Violent death, with its shroud of red, once more walks along the streets of Karachi and besides the 15 million people who live there. More than 90 have died within four days — 13 in attacks on three buses. The gunmen who freely roam the streets shoot indiscriminately, though there is, as before, an ethnic dimension to the killings. Political parties have been accused of fuelling these tensions, using murder and terror as a tactic in the ruthless game played out in the city. People’s lives have been paralysed in many neighbourhoods, where a state of siege prevails, preventing anyone from stepping outdoors as the terrifying sound of gunfire echoes constantly.
There have been 490 deaths in Karachi in the first six months of 2011, according to the Human Rights Commission of Pakistan, while 748 targetted killings took place the previous year. The latest orgy of death is then neither a new phenomenon nor an unexpected one. What we must ask is precisely what the government is doing to control the situation. The police and paramilitary troops out on the streets seem to be serving little purpose as the violence continues. For several years now, Karachi has been used as a theatre to play out political power games; people have been reduced to the status of mere pawns in this tussle their lives do not matter, the tragedies faced by thousands of families seemingly moves no one.
This simply cannot continue.
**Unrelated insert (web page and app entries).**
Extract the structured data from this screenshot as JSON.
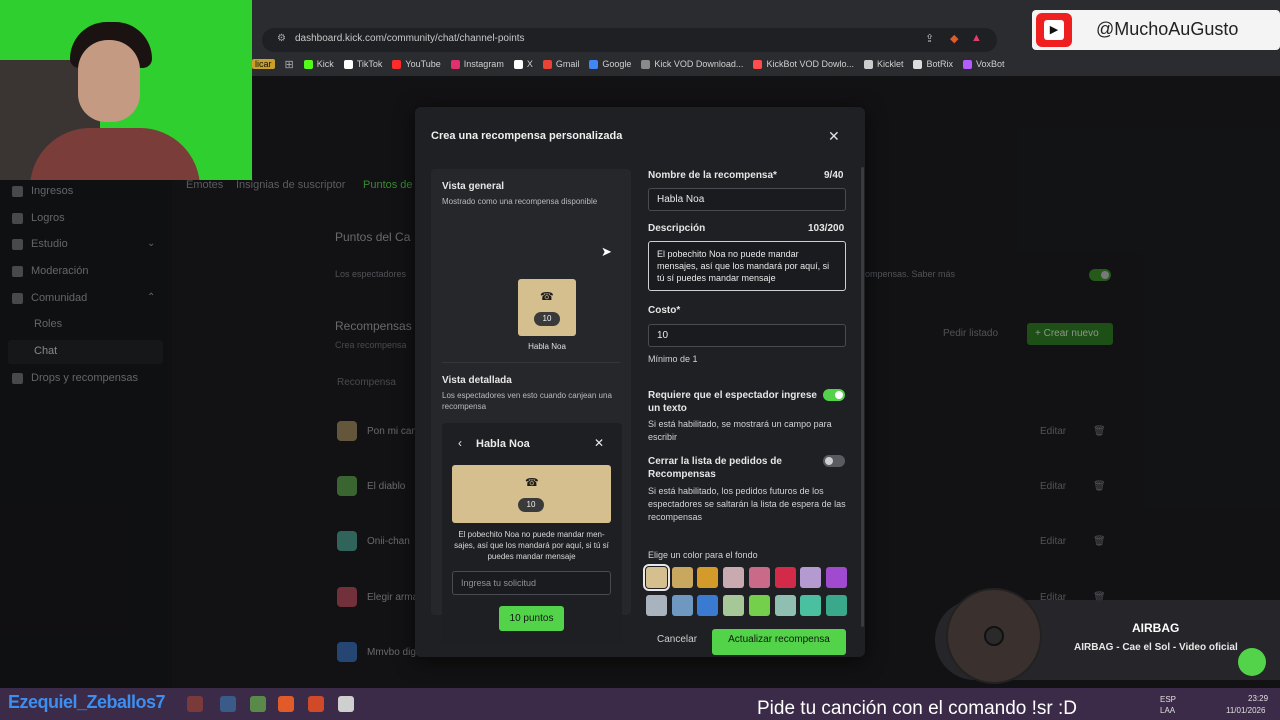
{
  "browser": {
    "url": "dashboard.kick.com/community/chat/channel-points",
    "bookmarks_prefix": "licar",
    "bookmarks": [
      {
        "label": "Kick",
        "color": "#53fc18"
      },
      {
        "label": "TikTok",
        "color": "#ffffff"
      },
      {
        "label": "YouTube",
        "color": "#ff2a2a"
      },
      {
        "label": "Instagram",
        "color": "#e1306c"
      },
      {
        "label": "X",
        "color": "#ffffff"
      },
      {
        "label": "Gmail",
        "color": "#ea4335"
      },
      {
        "label": "Google",
        "color": "#4285f4"
      },
      {
        "label": "Kick VOD Download...",
        "color": "#8a8a8a"
      },
      {
        "label": "KickBot VOD Dowlo...",
        "color": "#ff4d4d"
      },
      {
        "label": "Kicklet",
        "color": "#cccccc"
      },
      {
        "label": "BotRix",
        "color": "#dddddd"
      },
      {
        "label": "VoxBot",
        "color": "#b45cff"
      }
    ]
  },
  "sidebar": {
    "items": [
      {
        "label": "Ingresos"
      },
      {
        "label": "Logros"
      },
      {
        "label": "Estudio"
      },
      {
        "label": "Moderación"
      },
      {
        "label": "Comunidad"
      },
      {
        "label": "Roles"
      },
      {
        "label": "Chat"
      },
      {
        "label": "Drops y recompensas"
      }
    ]
  },
  "background": {
    "tabs": [
      "Emotes",
      "Insignias de suscriptor",
      "Puntos de"
    ],
    "section_title": "Puntos del Ca",
    "section_desc_left": "Los espectadores",
    "section_desc_right": "ompensas. Saber más",
    "rewards_title": "Recompensas",
    "rewards_sub": "Crea recompensa",
    "column_header": "Recompensa",
    "request_list": "Pedir listado",
    "create_new": "+ Crear nuevo",
    "edit_label": "Editar",
    "rows": [
      {
        "label": "Pon mi can",
        "color": "#9a845a"
      },
      {
        "label": "El diablo",
        "color": "#5a9a4a"
      },
      {
        "label": "Onii-chan",
        "color": "#4a9a8a"
      },
      {
        "label": "Elegir arma",
        "color": "#b04a5a"
      },
      {
        "label": "Mmvbo dig",
        "color": "#3a6ab0"
      }
    ]
  },
  "modal": {
    "title": "Crea una recompensa personalizada",
    "preview": {
      "general_title": "Vista general",
      "general_sub": "Mostrado como una recompensa disponible",
      "tile_cost": "10",
      "tile_name": "Habla Noa",
      "detail_title": "Vista detallada",
      "detail_sub": "Los espectadores ven esto cuando canjean una recompensa",
      "card_title": "Habla Noa",
      "card_cost": "10",
      "card_desc": "El pobechito Noa no puede mandar men-sajes, así que los mandará por aquí, si tú sí puedes mandar mensaje",
      "card_input_placeholder": "Ingresa tu solicitud",
      "card_button": "10 puntos"
    },
    "form": {
      "name_label": "Nombre de la recompensa*",
      "name_count": "9/40",
      "name_value": "Habla Noa",
      "desc_label": "Descripción",
      "desc_count": "103/200",
      "desc_value": "El pobechito Noa no puede mandar mensajes, así que los mandará por aquí, si tú sí puedes mandar mensaje",
      "cost_label": "Costo*",
      "cost_value": "10",
      "cost_help": "Mínimo de 1",
      "require_label": "Requiere que el espectador ingrese un texto",
      "require_on": true,
      "require_help": "Si está habilitado, se mostrará un campo para escribir",
      "close_label": "Cerrar la lista de pedidos de Recompensas",
      "close_on": false,
      "close_help": "Si está habilitado, los pedidos futuros de los espectadores se saltarán la lista de espera de las recompensas",
      "color_label": "Elige un color para el fondo",
      "colors_row1": [
        "#d6bf8f",
        "#c9a75e",
        "#d49a2a",
        "#c9aab0",
        "#c96a88",
        "#d42a4a",
        "#b49ad0",
        "#a04ad0"
      ],
      "colors_row2": [
        "#a9b3bd",
        "#6f98c0",
        "#3a7ad0",
        "#a6c898",
        "#74d04a",
        "#8fbfb0",
        "#4ac0a0",
        "#3aa88a"
      ],
      "cancel": "Cancelar",
      "submit": "Actualizar recompensa"
    }
  },
  "overlay": {
    "yt_handle": "@MuchoAuGusto",
    "music_title": "AIRBAG",
    "music_sub": "AIRBAG - Cae el Sol - Video oficial",
    "taskbar_name": "Ezequiel_Zeballos7",
    "marquee": "Pide tu canción con el comando !sr :D",
    "lang": "ESP",
    "lang2": "LAA",
    "time": "23:29",
    "date": "11/01/2026"
  }
}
The rhetoric we hear once again from the interior minister — who claims to know who is the behind the violence — and other leaders is meaningless. The words being spouted out have been heard before. They offer no reassurance or confidence at all and the vague promises of ‘crackdowns’ are not combined with any measures that can act to reduce the regular upsurge of violence in Karachi. What is urgently needed is a programme to de-weaponise the city — where there are some 20 million small arms present in the hands of civilians, according to international monitoring groups — make security forces more effective and tame the demons that have turned our commercial capital into a zone of death which poses a threat to everyone who lives there.
Published in The Express Tribune, July 9th, 2011.
More in EditorialCNICs for the transgendered